The Memorial for Peace and Justice was conceived with the hope of creating a sober, meaningful site where people can gather and reflect on America’s history of racial inequality. EJI partnered with artists like Kwame Akoto-Bamfo, a West African sculptor, whose sculpture on slavery confronts visitors when they first enter the memorial. EJI then leads visitors on a journey from slavery, through lynching and racial terror, with text, narrative, and monuments to the lynching victims in America. In the center of the site, visitors encounter a memorial square, built in collaboration with the MASS Design Group. The memorial experience continues through the civil rights era made visible with a sculpture by Dana King dedicated to the women who sustained the Montgomery Bus Boycott. Finally, the memorial journey ends with contemporary issues of police violence and racially biased criminal justice expressed in a final work created by Hank Willis Thomas. The memorial displays writings from Toni Morrison and Elizabeth Alexander, words from Dr. Martin Luther King Jr., and a reflection space in honor of Ida B. Wells.
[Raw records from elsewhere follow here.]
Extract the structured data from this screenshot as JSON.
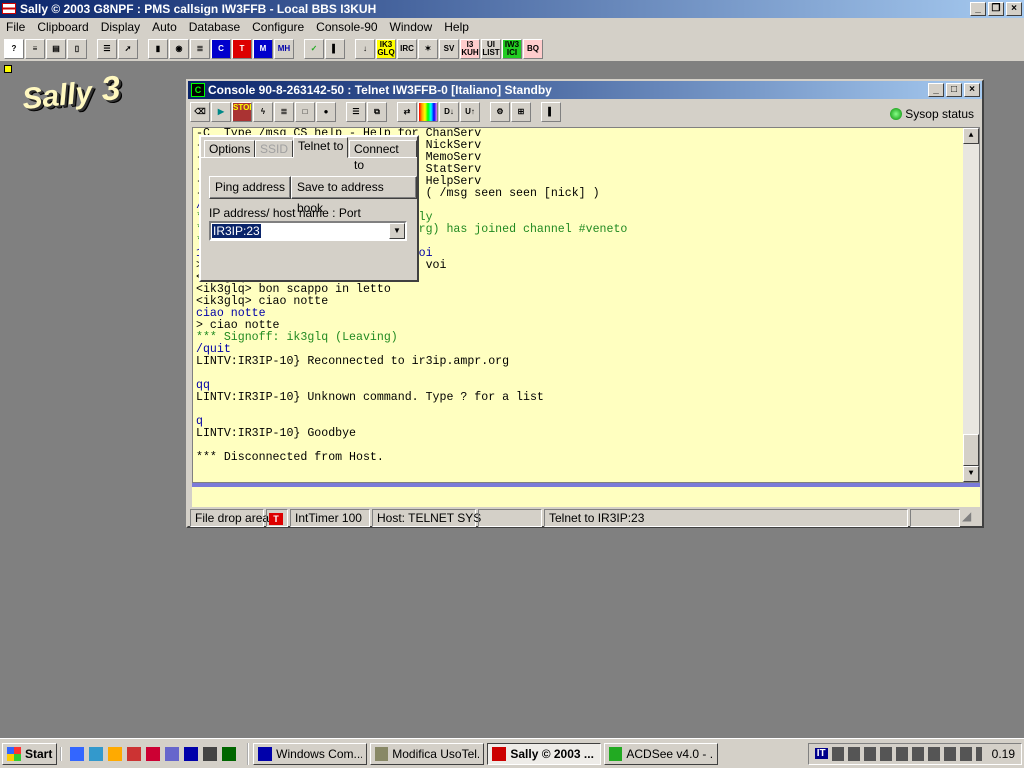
{
  "app": {
    "title": "Sally © 2003 G8NPF : PMS callsign IW3FFB - Local BBS I3KUH",
    "logo": "Sally 3"
  },
  "menu": [
    "File",
    "Clipboard",
    "Display",
    "Auto",
    "Database",
    "Configure",
    "Console-90",
    "Window",
    "Help"
  ],
  "toolbar": [
    {
      "icon": "help-icon",
      "label": "?"
    },
    {
      "icon": "list-icon",
      "label": "≡"
    },
    {
      "icon": "print-icon",
      "label": "▤"
    },
    {
      "icon": "new-doc-icon",
      "label": "▯"
    },
    {
      "icon": "gap"
    },
    {
      "icon": "edit-list-icon",
      "label": "☰"
    },
    {
      "icon": "send-icon",
      "label": "➚"
    },
    {
      "icon": "gap"
    },
    {
      "icon": "book-icon",
      "label": "▮"
    },
    {
      "icon": "binoculars-icon",
      "label": "◉"
    },
    {
      "icon": "scroll-icon",
      "label": "≣"
    },
    {
      "icon": "console-c-icon",
      "label": "C"
    },
    {
      "icon": "console-t-icon",
      "label": "T"
    },
    {
      "icon": "console-m-icon",
      "label": "M"
    },
    {
      "icon": "mh-icon",
      "label": "MH"
    },
    {
      "icon": "gap"
    },
    {
      "icon": "check-icon",
      "label": "✓"
    },
    {
      "icon": "exit-door-icon",
      "label": "▌"
    },
    {
      "icon": "gap"
    },
    {
      "icon": "down-arrow-icon",
      "label": "↓"
    },
    {
      "icon": "ik3glq-icon",
      "label": "IK3 GLQ"
    },
    {
      "icon": "irc-icon",
      "label": "IRC"
    },
    {
      "icon": "satellite-icon",
      "label": "✶"
    },
    {
      "icon": "sv-icon",
      "label": "SV"
    },
    {
      "icon": "i3kuh-icon",
      "label": "I3 KUH"
    },
    {
      "icon": "ui-list-icon",
      "label": "UI LIST"
    },
    {
      "icon": "iw3ici-icon",
      "label": "IW3 ICI"
    },
    {
      "icon": "bq-icon",
      "label": "BQ"
    }
  ],
  "child": {
    "title": "Console 90-8-263142-50 : Telnet IW3FFB-0 [Italiano]  Standby",
    "toolbar": [
      {
        "icon": "eraser-icon",
        "label": "⌫"
      },
      {
        "icon": "play-icon",
        "label": "▶"
      },
      {
        "icon": "stop-icon",
        "label": "STOP"
      },
      {
        "icon": "antenna-icon",
        "label": "ϟ"
      },
      {
        "icon": "scroll-icon",
        "label": "≣"
      },
      {
        "icon": "frame-icon",
        "label": "□"
      },
      {
        "icon": "record-icon",
        "label": "●"
      },
      {
        "icon": "gap"
      },
      {
        "icon": "new-list-icon",
        "label": "☰"
      },
      {
        "icon": "copy-icon",
        "label": "⧉"
      },
      {
        "icon": "gap"
      },
      {
        "icon": "switch-icon",
        "label": "⇄"
      },
      {
        "icon": "color-bars-icon",
        "label": ""
      },
      {
        "icon": "download-icon",
        "label": "D↓"
      },
      {
        "icon": "upload-icon",
        "label": "U↑"
      },
      {
        "icon": "gap"
      },
      {
        "icon": "gear-icon",
        "label": "⚙"
      },
      {
        "icon": "network-icon",
        "label": "⊞"
      },
      {
        "icon": "gap"
      },
      {
        "icon": "exit-door-icon",
        "label": "▌"
      }
    ],
    "sysop_status": "Sysop status",
    "lines": [
      {
        "t": "-C  Type /msg CS help - Help for ChanServ",
        "c": "black"
      },
      {
        "t": "-                                NickServ",
        "c": "black"
      },
      {
        "t": "-                                MemoServ",
        "c": "black"
      },
      {
        "t": "-                                StatServ",
        "c": "black"
      },
      {
        "t": "-                                HelpServ",
        "c": "black"
      },
      {
        "t": "-                                ( /msg seen seen [nick] )",
        "c": "black"
      },
      {
        "t": "/",
        "c": "blue"
      },
      {
        "t": "*                               ly",
        "c": "green"
      },
      {
        "t": "*                               rg) has joined channel #veneto",
        "c": "green"
      },
      {
        "t": "*",
        "c": "green"
      },
      {
        "t": "1                               oi",
        "c": "blue"
      },
      {
        "t": ">                                voi",
        "c": "black"
      },
      {
        "t": "<ik3glq> ok",
        "c": "black"
      },
      {
        "t": "<ik3glq> bon scappo in letto",
        "c": "black"
      },
      {
        "t": "<ik3glq> ciao notte",
        "c": "black"
      },
      {
        "t": "ciao notte",
        "c": "blue"
      },
      {
        "t": "> ciao notte",
        "c": "black"
      },
      {
        "t": "*** Signoff: ik3glq (Leaving)",
        "c": "green"
      },
      {
        "t": "/quit",
        "c": "blue"
      },
      {
        "t": "LINTV:IR3IP-10} Reconnected to ir3ip.ampr.org",
        "c": "black"
      },
      {
        "t": "",
        "c": "black"
      },
      {
        "t": "qq",
        "c": "blue"
      },
      {
        "t": "LINTV:IR3IP-10} Unknown command. Type ? for a list",
        "c": "black"
      },
      {
        "t": "",
        "c": "black"
      },
      {
        "t": "q",
        "c": "blue"
      },
      {
        "t": "LINTV:IR3IP-10} Goodbye",
        "c": "black"
      },
      {
        "t": "",
        "c": "black"
      },
      {
        "t": "*** Disconnected from Host.",
        "c": "black"
      }
    ],
    "input_value": "",
    "status": {
      "file_drop": "File drop area",
      "timer": "IntTimer 100",
      "host": "Host: TELNET SYS",
      "blank1": "",
      "telnet": "Telnet to   IR3IP:23",
      "blank2": ""
    }
  },
  "popup": {
    "tabs": [
      "Options",
      "SSID",
      "Telnet to",
      "Connect to"
    ],
    "active_tab": "Telnet to",
    "disabled_tab": "SSID",
    "ping": "Ping address",
    "save": "Save to address book",
    "address_label": "IP address/ host name : Port",
    "address_value": "IR3IP:23"
  },
  "taskbar": {
    "start": "Start",
    "quicklaunch": [
      "ie-icon",
      "outlook-icon",
      "media-player-icon",
      "app-icon",
      "app2-icon",
      "app3-icon",
      "save-icon",
      "robot-icon",
      "battery-icon"
    ],
    "tasks": [
      {
        "label": "Windows Com...",
        "icon": "floppy-icon",
        "active": false
      },
      {
        "label": "Modifica UsoTel...",
        "icon": "editor-icon",
        "active": false
      },
      {
        "label": "Sally © 2003 ...",
        "icon": "sally-flag-icon",
        "active": true
      },
      {
        "label": "ACDSee v4.0 - ...",
        "icon": "acdsee-icon",
        "active": false
      }
    ],
    "lang": "IT",
    "clock": "0.19"
  },
  "colors": {
    "titlebar": "#0a246a",
    "console_bg": "#ffffc0",
    "desktop": "#808080"
  }
}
© Equal Justice Initiative ∕ Human Pictures
© Equal Justice Initiative
Set on a six-acre site, the memorial uses sculpture, art, and design to contextualize racial terror. The site includes a memorial square with 800 six-foot monuments to symbolize thousands of racial terror lynching victims in the United States and the counties and states where this terrorism took place.
The memorial structure on the center of the site is constructed of over 800 corten steel monuments, one for each county in the United States where a racial terror lynching took place. The names of the lynching victims are engraved on the columns. The memorial is more than a static monument. In the six-acre park surrounding the memorial is a field of identical monuments, waiting to be claimed and installed in the counties they represent. Over time, the national memorial will serve as a report on which parts of the country have confronted the truth of this terror and which have not.
The Equal Justice Initiative is inviting counties across the country to claim their monument and erect it in its permanent home in the county it represents. Eventually, this process will change the built environment of the Deep South and beyond to more honestly reflect our history. As part of this process, EJI staff are already in conversation with dozens of communities seeking to claim their monument. EJI approaches these conversations — and all of our community education work — with thought and care. As part this process, EJI shares historical and educational material with community members, encourages participation from communities of color, and works with partners to find an appropriate geographic location, as part of an effort to ensure that the process of monument claiming itself helps local communities engage with this history in a constructive and meaningful way.
Location: Montgomery, Alabama
Size: 2,800 sq. m.
Services: Conceptual Design, Master Planning, Architectural and Landscape Design, Architect and Landscape Architect of Record
Clients: Equal Justice Initiative